[Start of Attachment]

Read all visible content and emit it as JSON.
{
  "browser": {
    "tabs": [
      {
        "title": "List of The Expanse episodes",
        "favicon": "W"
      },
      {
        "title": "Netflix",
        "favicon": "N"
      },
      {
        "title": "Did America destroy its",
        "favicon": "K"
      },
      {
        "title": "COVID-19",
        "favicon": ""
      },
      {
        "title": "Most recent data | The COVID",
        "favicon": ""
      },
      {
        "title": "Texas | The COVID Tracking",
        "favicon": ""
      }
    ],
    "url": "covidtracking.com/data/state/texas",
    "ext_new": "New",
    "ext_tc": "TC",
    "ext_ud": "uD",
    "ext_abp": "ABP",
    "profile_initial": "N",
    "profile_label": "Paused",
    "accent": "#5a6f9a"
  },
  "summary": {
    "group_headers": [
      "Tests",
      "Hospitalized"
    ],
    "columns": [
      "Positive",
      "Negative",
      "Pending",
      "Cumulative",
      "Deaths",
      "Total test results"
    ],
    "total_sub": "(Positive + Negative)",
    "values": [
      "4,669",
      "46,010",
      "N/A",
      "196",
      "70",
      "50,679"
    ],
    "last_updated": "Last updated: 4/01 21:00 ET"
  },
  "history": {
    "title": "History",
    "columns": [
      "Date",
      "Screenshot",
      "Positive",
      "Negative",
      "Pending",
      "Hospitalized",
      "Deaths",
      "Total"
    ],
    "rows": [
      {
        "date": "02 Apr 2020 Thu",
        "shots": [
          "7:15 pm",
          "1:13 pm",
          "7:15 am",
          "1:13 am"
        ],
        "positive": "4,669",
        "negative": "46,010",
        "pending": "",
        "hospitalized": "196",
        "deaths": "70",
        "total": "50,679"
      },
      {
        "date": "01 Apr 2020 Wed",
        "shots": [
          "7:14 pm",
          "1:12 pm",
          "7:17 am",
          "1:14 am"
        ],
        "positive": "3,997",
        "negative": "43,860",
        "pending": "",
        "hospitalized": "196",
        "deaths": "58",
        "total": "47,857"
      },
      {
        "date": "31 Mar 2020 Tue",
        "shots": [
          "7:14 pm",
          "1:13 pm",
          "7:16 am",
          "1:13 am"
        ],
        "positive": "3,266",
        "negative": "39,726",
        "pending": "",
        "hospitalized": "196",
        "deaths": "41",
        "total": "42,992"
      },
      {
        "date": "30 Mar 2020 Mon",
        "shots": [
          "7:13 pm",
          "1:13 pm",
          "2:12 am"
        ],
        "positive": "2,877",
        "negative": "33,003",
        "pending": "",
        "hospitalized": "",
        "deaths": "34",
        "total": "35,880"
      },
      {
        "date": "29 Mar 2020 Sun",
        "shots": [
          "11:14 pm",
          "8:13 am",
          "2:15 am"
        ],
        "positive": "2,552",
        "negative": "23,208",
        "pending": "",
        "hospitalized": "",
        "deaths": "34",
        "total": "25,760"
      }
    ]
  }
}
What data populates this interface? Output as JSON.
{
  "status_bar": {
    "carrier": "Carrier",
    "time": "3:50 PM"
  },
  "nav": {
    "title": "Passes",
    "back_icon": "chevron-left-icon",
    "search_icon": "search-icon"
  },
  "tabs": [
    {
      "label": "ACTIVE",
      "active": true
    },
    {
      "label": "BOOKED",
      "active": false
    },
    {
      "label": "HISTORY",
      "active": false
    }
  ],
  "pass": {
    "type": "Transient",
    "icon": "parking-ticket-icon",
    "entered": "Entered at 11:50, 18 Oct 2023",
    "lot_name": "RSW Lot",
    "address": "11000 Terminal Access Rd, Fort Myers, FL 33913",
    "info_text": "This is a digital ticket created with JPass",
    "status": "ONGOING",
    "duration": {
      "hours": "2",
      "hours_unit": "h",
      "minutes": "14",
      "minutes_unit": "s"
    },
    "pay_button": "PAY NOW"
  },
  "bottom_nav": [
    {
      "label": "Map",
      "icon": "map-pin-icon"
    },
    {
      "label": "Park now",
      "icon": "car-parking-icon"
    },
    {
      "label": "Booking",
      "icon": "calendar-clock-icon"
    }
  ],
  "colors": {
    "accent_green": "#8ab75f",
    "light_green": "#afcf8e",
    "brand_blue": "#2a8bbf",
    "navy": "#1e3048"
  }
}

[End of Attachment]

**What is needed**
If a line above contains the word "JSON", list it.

**Response box**
Read all visible content and emit it as JSON.
What data populates this interface? Output as JSON.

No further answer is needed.